Teaching, Learning & Research with Heritage Resources: Heritage Resources Instruction
Heritage Resources Instruction
If you are including an archives or primary-source based assignment in your course, we recommend having students visit Heritage Resources facilities. Staff can provide a brief introduction to the operations and types of materials housed by each program, information on how to access and use these resources, and a "behind the scenes" tour of our facilities.
Planning a visit
Advance notice and arrangements are required for all group tours and/or hosted class sessions. When contacting Heritage Resources, please let us know:
- Possible dates/times. Instructors must accompany students on class visits.
- Focus of the class and/or specific interests of students.
- Size of the class. Smaller groups preferred - 25 student maximum for interactive undergraduate class sessions.
- Details of any follow-up assignments.
- Type of session requested (e.g. introductory tour, interactive class session).
We encourage instructors who have not previously used our facilities in teaching to visit and meet with staff in advance. Instructors and faculty planning a class session where students work hands-on with Heritage Resources materials will be asked to assist in selecting resources and developing a lesson plan as appropriate. We recommend allowing at least 1.5 hours of class time for this type of "hands-on" session.
Before a class visit
- Instructors should ask students to review the rules for visitiing and use of Heritage Resources facilities. You may use the following links to find this information online: "Access and Use of Collections"
- All visitors will be asked to sign the visitors' register and secure belongings in the lockers provided.
- Instructors or students should give advance notice to relevant program staff of any materials they wish to examine during the visit. There will not be time or staff available to retrieve materials "on demand" during the class session.
- Please note that Heritage Resources staff are not permitted to give parking passes to WWU faculty, staff or students. Individuals should contact WWU's Parking Services for information about parking on campus.
Location and Hours
Please visit individual program websites for more information about hours and driving directions to Heritage Resources facilities.
Planning a class session at the Archives
This guide is provided by Western Libraries Heritage Resources. Instructors/students wishing to work with records from the Washington State Archives (NW Region) should consult with staff from these programs as appropriate.

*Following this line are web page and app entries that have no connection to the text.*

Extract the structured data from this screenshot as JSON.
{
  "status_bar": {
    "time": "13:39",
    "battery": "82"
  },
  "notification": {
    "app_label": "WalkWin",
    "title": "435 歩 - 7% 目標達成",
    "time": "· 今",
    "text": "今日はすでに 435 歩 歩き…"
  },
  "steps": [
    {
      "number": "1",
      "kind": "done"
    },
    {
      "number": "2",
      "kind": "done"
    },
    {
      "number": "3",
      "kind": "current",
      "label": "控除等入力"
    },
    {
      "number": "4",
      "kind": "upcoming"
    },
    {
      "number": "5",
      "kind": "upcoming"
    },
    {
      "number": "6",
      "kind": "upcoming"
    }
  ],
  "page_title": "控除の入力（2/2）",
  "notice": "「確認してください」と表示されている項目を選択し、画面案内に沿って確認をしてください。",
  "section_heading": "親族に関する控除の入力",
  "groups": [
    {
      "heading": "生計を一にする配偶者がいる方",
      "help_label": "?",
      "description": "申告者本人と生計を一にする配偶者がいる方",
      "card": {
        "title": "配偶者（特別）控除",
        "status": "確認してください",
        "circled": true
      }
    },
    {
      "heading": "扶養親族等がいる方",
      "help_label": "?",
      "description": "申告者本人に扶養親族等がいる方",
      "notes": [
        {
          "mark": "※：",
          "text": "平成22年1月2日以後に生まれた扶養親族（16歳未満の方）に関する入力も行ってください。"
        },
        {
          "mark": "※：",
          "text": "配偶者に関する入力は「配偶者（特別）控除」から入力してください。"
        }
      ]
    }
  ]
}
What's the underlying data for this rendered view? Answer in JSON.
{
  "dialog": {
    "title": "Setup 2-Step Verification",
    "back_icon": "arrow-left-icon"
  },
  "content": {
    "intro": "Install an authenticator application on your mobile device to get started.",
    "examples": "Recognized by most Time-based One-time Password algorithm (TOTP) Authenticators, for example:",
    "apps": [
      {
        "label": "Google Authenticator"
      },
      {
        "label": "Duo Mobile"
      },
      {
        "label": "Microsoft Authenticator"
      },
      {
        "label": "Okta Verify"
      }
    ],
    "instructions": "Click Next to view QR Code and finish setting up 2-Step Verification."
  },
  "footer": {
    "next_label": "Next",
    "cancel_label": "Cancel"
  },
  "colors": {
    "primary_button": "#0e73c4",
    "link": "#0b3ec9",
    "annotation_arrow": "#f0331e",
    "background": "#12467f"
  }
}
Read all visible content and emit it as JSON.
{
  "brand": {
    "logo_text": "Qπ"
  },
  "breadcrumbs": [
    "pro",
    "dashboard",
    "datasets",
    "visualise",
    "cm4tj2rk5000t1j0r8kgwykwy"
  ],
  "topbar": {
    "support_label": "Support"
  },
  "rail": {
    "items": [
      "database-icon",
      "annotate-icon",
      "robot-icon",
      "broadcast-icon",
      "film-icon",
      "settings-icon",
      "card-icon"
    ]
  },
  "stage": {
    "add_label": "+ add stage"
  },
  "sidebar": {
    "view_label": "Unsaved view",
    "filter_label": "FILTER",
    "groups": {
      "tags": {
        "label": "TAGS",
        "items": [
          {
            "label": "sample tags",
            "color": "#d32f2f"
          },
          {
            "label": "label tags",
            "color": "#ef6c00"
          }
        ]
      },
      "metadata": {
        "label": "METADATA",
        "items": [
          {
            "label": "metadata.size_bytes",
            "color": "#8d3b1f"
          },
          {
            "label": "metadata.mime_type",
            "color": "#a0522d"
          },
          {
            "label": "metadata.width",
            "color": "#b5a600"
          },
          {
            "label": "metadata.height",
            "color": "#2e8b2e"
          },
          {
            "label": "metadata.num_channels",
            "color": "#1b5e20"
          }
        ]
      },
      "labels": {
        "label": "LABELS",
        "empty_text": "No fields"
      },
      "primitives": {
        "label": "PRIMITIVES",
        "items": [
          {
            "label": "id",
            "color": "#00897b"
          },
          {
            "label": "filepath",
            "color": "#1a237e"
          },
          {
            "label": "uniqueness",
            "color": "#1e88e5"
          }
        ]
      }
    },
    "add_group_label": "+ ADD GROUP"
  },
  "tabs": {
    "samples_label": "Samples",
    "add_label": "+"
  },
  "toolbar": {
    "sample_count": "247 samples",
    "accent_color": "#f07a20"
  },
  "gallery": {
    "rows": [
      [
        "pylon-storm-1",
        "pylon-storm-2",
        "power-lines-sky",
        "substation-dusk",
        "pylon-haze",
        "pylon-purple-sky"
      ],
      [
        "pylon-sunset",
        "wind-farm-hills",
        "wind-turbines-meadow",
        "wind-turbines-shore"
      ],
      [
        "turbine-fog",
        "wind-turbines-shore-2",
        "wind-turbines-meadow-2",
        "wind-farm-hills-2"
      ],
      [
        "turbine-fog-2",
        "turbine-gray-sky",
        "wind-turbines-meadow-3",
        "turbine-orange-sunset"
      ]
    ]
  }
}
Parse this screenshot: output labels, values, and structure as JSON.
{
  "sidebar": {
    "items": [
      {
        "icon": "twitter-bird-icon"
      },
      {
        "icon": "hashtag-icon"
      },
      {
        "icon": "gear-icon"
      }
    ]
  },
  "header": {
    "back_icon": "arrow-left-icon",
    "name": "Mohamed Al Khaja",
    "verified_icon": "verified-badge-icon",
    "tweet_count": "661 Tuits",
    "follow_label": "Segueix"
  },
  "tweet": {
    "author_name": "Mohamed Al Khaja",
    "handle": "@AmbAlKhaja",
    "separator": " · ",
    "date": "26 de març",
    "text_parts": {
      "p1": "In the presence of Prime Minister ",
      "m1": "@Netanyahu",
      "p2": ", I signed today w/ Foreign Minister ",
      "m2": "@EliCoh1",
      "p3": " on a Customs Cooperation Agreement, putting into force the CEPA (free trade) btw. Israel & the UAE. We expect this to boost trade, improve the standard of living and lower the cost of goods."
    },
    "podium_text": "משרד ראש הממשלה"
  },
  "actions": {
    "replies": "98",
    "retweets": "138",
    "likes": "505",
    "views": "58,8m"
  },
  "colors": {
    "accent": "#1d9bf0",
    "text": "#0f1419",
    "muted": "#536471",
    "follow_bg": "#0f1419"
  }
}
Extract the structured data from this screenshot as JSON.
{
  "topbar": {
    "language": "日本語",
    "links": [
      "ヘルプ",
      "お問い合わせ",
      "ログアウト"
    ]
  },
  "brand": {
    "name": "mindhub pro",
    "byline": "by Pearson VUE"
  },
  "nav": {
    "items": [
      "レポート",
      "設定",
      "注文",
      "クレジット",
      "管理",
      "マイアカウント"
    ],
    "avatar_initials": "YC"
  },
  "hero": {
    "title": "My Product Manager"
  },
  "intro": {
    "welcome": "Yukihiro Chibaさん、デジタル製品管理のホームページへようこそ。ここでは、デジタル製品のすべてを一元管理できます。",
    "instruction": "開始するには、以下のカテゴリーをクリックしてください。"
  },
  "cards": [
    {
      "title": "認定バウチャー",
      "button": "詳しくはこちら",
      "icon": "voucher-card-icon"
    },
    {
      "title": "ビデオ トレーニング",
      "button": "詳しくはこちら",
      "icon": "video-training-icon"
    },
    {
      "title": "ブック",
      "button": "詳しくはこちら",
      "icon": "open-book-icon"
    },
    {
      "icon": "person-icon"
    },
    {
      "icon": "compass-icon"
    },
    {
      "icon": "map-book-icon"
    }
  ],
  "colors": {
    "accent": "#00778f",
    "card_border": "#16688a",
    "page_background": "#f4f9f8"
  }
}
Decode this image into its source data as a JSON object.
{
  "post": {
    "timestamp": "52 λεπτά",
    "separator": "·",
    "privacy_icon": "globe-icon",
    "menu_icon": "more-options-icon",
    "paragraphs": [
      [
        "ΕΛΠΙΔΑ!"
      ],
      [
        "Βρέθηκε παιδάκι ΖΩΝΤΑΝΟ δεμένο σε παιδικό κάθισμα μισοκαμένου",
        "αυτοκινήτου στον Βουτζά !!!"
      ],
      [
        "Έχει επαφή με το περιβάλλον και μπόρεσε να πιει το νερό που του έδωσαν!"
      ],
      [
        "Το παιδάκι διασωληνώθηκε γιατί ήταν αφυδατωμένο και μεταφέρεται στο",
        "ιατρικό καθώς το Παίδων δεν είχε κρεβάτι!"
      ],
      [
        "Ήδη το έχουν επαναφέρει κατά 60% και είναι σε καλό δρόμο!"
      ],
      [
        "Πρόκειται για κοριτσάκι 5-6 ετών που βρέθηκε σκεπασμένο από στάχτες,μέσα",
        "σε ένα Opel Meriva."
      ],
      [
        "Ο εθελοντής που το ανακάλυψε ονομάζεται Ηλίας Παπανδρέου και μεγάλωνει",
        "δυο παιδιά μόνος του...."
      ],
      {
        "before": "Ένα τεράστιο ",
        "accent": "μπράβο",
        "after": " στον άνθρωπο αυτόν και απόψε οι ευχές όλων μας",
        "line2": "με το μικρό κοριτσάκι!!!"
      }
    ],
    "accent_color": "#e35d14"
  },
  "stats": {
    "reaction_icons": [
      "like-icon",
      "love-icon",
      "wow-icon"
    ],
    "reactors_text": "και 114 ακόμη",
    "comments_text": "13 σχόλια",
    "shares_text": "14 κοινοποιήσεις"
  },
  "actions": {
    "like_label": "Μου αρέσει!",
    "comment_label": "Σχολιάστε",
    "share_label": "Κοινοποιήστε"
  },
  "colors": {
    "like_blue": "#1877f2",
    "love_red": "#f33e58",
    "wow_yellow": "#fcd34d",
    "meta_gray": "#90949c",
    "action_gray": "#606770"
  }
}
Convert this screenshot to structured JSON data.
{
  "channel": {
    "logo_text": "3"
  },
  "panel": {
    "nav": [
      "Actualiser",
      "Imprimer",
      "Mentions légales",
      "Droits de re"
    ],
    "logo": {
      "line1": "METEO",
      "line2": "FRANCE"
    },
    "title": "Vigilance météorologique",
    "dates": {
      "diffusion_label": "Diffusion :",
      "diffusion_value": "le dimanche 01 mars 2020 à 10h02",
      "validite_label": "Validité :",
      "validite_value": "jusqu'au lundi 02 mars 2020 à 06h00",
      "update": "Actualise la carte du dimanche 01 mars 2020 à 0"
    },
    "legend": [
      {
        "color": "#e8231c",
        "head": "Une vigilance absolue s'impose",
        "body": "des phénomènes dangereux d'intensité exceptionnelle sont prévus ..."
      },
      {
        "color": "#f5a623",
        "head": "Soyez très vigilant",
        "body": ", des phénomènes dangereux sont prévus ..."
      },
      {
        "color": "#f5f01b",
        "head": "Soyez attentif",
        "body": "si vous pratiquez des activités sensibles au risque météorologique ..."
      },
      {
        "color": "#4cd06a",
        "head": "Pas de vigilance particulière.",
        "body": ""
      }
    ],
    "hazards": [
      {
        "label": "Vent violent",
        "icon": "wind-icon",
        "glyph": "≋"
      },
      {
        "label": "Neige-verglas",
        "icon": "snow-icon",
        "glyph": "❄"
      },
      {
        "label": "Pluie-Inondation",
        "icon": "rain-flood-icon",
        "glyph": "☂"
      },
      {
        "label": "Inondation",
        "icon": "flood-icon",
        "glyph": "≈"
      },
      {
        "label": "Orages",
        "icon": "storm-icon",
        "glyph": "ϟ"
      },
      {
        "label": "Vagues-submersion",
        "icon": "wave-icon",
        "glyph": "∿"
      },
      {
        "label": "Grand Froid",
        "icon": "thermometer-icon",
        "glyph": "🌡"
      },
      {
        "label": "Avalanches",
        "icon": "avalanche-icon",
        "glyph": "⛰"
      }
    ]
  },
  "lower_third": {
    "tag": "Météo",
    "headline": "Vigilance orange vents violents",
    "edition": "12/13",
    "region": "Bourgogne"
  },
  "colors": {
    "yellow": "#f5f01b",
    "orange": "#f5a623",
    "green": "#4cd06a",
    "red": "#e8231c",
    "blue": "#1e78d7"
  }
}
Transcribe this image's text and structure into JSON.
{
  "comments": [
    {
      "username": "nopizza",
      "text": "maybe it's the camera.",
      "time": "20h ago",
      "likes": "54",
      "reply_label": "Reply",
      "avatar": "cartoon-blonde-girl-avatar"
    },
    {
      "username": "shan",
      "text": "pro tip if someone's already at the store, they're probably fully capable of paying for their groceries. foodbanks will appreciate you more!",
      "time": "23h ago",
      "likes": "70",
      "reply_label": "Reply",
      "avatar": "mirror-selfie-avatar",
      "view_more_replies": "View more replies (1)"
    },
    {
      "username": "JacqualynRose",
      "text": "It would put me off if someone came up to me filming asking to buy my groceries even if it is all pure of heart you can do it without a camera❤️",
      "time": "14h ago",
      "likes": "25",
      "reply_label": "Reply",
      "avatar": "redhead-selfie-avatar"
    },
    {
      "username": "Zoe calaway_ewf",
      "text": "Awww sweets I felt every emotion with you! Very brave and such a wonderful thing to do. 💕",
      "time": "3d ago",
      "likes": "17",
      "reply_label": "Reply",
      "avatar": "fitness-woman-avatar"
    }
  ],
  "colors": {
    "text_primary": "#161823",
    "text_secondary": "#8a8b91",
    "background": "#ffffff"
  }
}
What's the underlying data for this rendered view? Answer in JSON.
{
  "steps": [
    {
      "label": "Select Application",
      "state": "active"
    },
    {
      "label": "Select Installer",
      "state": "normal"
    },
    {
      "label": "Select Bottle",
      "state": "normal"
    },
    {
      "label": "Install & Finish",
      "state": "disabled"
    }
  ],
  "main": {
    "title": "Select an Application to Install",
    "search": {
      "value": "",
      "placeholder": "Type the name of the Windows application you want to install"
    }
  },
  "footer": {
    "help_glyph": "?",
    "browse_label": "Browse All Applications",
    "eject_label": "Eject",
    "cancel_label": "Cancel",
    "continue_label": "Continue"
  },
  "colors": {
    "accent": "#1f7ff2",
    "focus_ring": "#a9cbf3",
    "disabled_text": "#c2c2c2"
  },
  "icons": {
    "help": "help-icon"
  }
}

Heritage Resources will ask instructors interested in having students work "hands-on" with primary sources to assist in selecting materials and developing a lesson plan as appropriate. Please contact us to discuss the needs of your students. We recommends allowing at least 1.5 hours of class time if students are expected to examine and analyze archival records. A possible framework for class activities includes:
- Instructors define a topic or series of topics appropriate to the theme of a class, and work with Heritage Resources staff to choose a selection of relevant materials.
- Following a tour of or general orientation to Heritage Resources facilities, students work in groups at a table/workstation containing a selection of documents. These workstations could include documents relating to a particular topic, or in a certain format.
- Students collaborate to find information or "clues" on a given topic, or to answer a set of guidance questions. Students could also be assigned topics before visiting the facilities, and asked to outline their own questions.
- Group discussion and/or follow-up assignment analyzing the resources and information found, challenges encountered and any questions students wish to address.
Examples of previously assigned topics include:
- Individual people or families
- Buildings or property
- World War II experiences (local/regional)
- Cold War experience (local/regional)
- LGBT experiences (local/regional)
- Crime and punishment
- NW Native American history and experiences
- Early Whatcom County industry
- Environmental history
- Fishing and fishing rights
- Food and drink
- Oral histories
- Photograph collections
- Immigration, immigrant life and culture
- Women's history and experiences/women's organizations
Web-based resources for K-12 and/or Higher Ed. students and instructors, designed to support critical analysis of primary sources: